“It’s very close,” Walsh said. “Both sides have agreed to . . . working something out. But I think the outside influences kind of set off the deal, so I think we need a little bit of a cooling-off period.”
Earlier this week, the South Boston Allied War Veterans Council, the parade’s sponsor, and MassEquality, the state’s largest gay rights group, appeared to be close to a deal ending the two-decade prohibition against gays openly marching.
But the negotiations deteriorated, and parade organizers rescinded an invitation allowing a gay veterans group to march.
Walsh had urged the organizers to invite MassEquality to participate. But that invitation had a caveat: Marchers would be barred from wearing T-shirts or holding signs that included the word gay or other references to sexual orientation. Mass-Equality rejected the condition.
The controversy dates to 1992, when organizers refused entry to the Irish-American Gay, Lesbian, and Bisexual Group of Boston. The group won the right in state court to march, but organizers continued to fight.
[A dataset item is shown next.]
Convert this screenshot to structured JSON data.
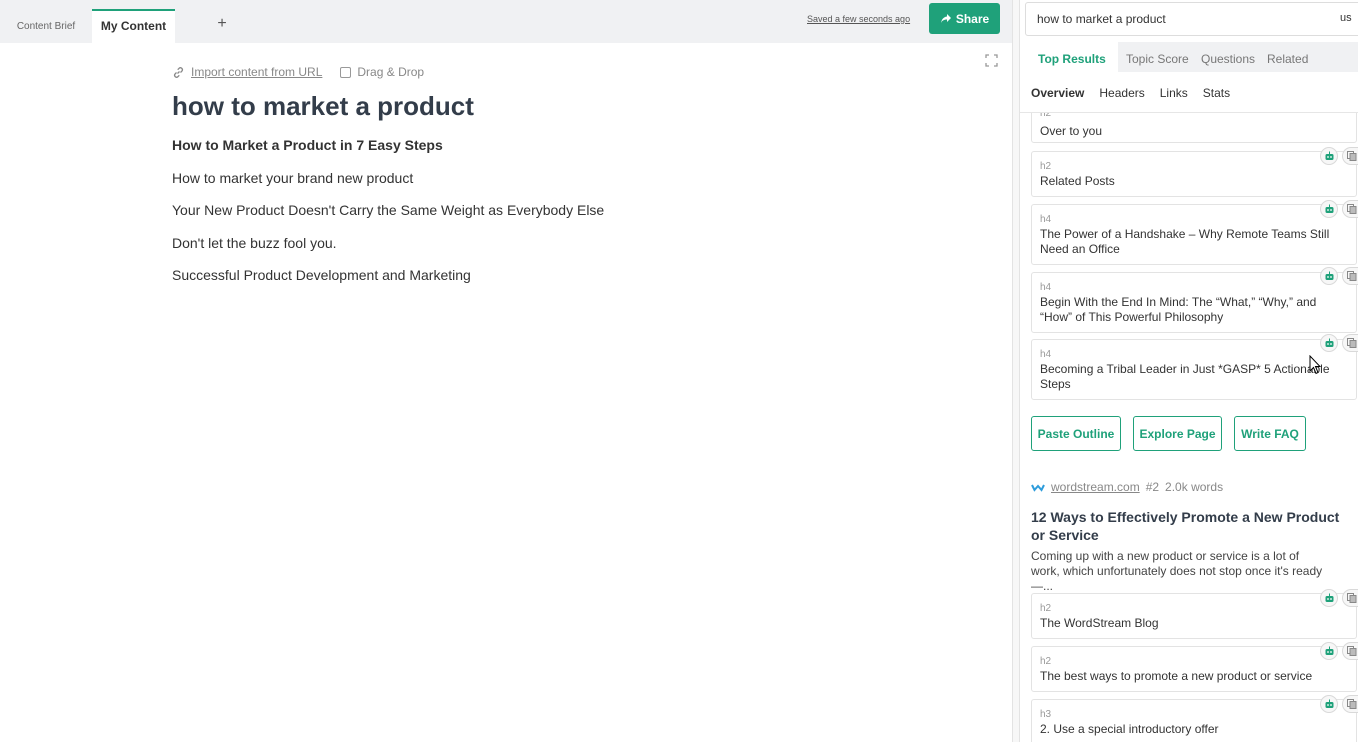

The case went to the US Supreme Court, which in 1995 handed parade organizers a unanimous victory.
Walsh said both sides need a cooling-off period.
“In my heart, I know it’s there,” he said. “It’s just a matter of letting people take a deep breath.’’